● WHAT YOU NEED TO DO:
Which lines of the data contain the string "icon"? Show each of them.

● DATA TO EXAMINE:
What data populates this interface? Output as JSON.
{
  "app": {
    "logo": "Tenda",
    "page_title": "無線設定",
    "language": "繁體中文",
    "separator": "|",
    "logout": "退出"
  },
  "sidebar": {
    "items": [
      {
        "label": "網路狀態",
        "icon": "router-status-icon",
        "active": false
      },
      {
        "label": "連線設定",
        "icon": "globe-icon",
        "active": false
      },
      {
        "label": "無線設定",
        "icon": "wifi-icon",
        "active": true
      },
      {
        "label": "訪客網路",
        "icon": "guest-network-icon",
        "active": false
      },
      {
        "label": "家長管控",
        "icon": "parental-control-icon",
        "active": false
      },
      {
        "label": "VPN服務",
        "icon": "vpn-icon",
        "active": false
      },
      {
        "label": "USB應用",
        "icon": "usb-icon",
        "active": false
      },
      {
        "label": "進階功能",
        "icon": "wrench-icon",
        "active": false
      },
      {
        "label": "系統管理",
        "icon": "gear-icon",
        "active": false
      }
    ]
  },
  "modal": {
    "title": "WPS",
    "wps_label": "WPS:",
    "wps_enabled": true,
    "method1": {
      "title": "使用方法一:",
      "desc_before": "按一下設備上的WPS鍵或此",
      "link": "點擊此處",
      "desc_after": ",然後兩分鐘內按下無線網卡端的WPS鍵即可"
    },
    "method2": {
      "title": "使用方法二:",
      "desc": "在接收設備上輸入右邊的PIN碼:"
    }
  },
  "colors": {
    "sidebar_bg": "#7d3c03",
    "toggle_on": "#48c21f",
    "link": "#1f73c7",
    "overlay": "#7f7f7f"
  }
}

● TASK OUTPUT:
        "icon": "router-status-icon",
        "icon": "globe-icon",
        "icon": "wifi-icon",
        "icon": "guest-network-icon",
        "icon": "parental-control-icon",
        "icon": "vpn-icon",
        "icon": "usb-icon",
        "icon": "wrench-icon",
        "icon": "gear-icon",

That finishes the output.